WHAT IS NEEDED. All of the records below are to be output exactly; no image belongs in the result.

RECORDS SHOWN.
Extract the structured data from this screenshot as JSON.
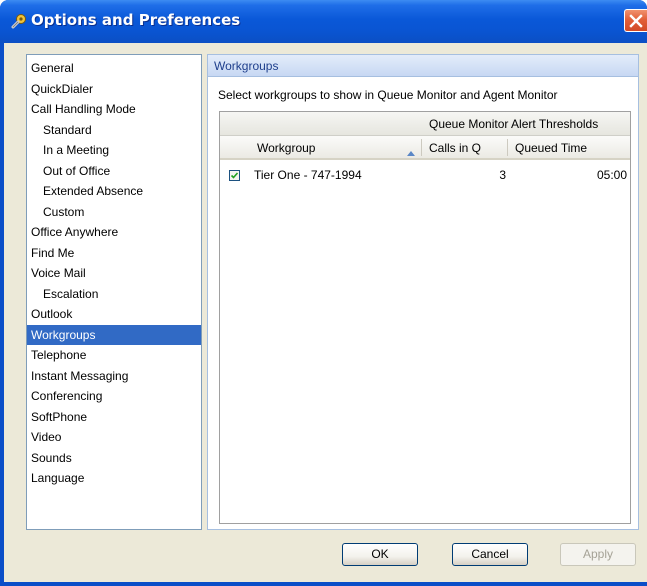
{
  "window": {
    "title": "Options and Preferences",
    "app_icon": "wrench-gear-icon",
    "close_icon": "close-icon"
  },
  "categories": [
    {
      "label": "General",
      "level": 0,
      "selected": false
    },
    {
      "label": "QuickDialer",
      "level": 0,
      "selected": false
    },
    {
      "label": "Call Handling Mode",
      "level": 0,
      "selected": false
    },
    {
      "label": "Standard",
      "level": 1,
      "selected": false
    },
    {
      "label": "In a Meeting",
      "level": 1,
      "selected": false
    },
    {
      "label": "Out of Office",
      "level": 1,
      "selected": false
    },
    {
      "label": "Extended Absence",
      "level": 1,
      "selected": false
    },
    {
      "label": "Custom",
      "level": 1,
      "selected": false
    },
    {
      "label": "Office Anywhere",
      "level": 0,
      "selected": false
    },
    {
      "label": "Find Me",
      "level": 0,
      "selected": false
    },
    {
      "label": "Voice Mail",
      "level": 0,
      "selected": false
    },
    {
      "label": "Escalation",
      "level": 1,
      "selected": false
    },
    {
      "label": "Outlook",
      "level": 0,
      "selected": false
    },
    {
      "label": "Workgroups",
      "level": 0,
      "selected": true
    },
    {
      "label": "Telephone",
      "level": 0,
      "selected": false
    },
    {
      "label": "Instant Messaging",
      "level": 0,
      "selected": false
    },
    {
      "label": "Conferencing",
      "level": 0,
      "selected": false
    },
    {
      "label": "SoftPhone",
      "level": 0,
      "selected": false
    },
    {
      "label": "Video",
      "level": 0,
      "selected": false
    },
    {
      "label": "Sounds",
      "level": 0,
      "selected": false
    },
    {
      "label": "Language",
      "level": 0,
      "selected": false
    }
  ],
  "panel": {
    "title": "Workgroups",
    "description": "Select workgroups to show in Queue Monitor and Agent Monitor"
  },
  "grid": {
    "group_header": "Queue Monitor Alert Thresholds",
    "columns": {
      "workgroup": "Workgroup",
      "calls_in_q": "Calls in Q",
      "queued_time": "Queued Time"
    },
    "sort_icon": "sort-ascending-icon",
    "rows": [
      {
        "checked": true,
        "workgroup": "Tier One - 747-1994",
        "calls_in_q": "3",
        "queued_time": "05:00"
      }
    ]
  },
  "buttons": {
    "ok": "OK",
    "cancel": "Cancel",
    "apply": "Apply",
    "apply_enabled": false
  },
  "colors": {
    "title_bar": "#0a55d6",
    "selection": "#316ac5",
    "dialog_face": "#ece9d8",
    "close_button": "#e2603a"
  }
}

YOUR RESPONSE.
Extract the structured data from this screenshot as JSON.
{
  "window": {
    "title": "Options and Preferences",
    "app_icon": "wrench-gear-icon",
    "close_icon": "close-icon"
  },
  "categories": [
    {
      "label": "General",
      "level": 0,
      "selected": false
    },
    {
      "label": "QuickDialer",
      "level": 0,
      "selected": false
    },
    {
      "label": "Call Handling Mode",
      "level": 0,
      "selected": false
    },
    {
      "label": "Standard",
      "level": 1,
      "selected": false
    },
    {
      "label": "In a Meeting",
      "level": 1,
      "selected": false
    },
    {
      "label": "Out of Office",
      "level": 1,
      "selected": false
    },
    {
      "label": "Extended Absence",
      "level": 1,
      "selected": false
    },
    {
      "label": "Custom",
      "level": 1,
      "selected": false
    },
    {
      "label": "Office Anywhere",
      "level": 0,
      "selected": false
    },
    {
      "label": "Find Me",
      "level": 0,
      "selected": false
    },
    {
      "label": "Voice Mail",
      "level": 0,
      "selected": false
    },
    {
      "label": "Escalation",
      "level": 1,
      "selected": false
    },
    {
      "label": "Outlook",
      "level": 0,
      "selected": false
    },
    {
      "label": "Workgroups",
      "level": 0,
      "selected": true
    },
    {
      "label": "Telephone",
      "level": 0,
      "selected": false
    },
    {
      "label": "Instant Messaging",
      "level": 0,
      "selected": false
    },
    {
      "label": "Conferencing",
      "level": 0,
      "selected": false
    },
    {
      "label": "SoftPhone",
      "level": 0,
      "selected": false
    },
    {
      "label": "Video",
      "level": 0,
      "selected": false
    },
    {
      "label": "Sounds",
      "level": 0,
      "selected": false
    },
    {
      "label": "Language",
      "level": 0,
      "selected": false
    }
  ],
  "panel": {
    "title": "Workgroups",
    "description": "Select workgroups to show in Queue Monitor and Agent Monitor"
  },
  "grid": {
    "group_header": "Queue Monitor Alert Thresholds",
    "columns": {
      "workgroup": "Workgroup",
      "calls_in_q": "Calls in Q",
      "queued_time": "Queued Time"
    },
    "sort_icon": "sort-ascending-icon",
    "rows": [
      {
        "checked": true,
        "workgroup": "Tier One - 747-1994",
        "calls_in_q": "3",
        "queued_time": "05:00"
      }
    ]
  },
  "buttons": {
    "ok": "OK",
    "cancel": "Cancel",
    "apply": "Apply",
    "apply_enabled": false
  },
  "colors": {
    "title_bar": "#0a55d6",
    "selection": "#316ac5",
    "dialog_face": "#ece9d8",
    "close_button": "#e2603a"
  }
}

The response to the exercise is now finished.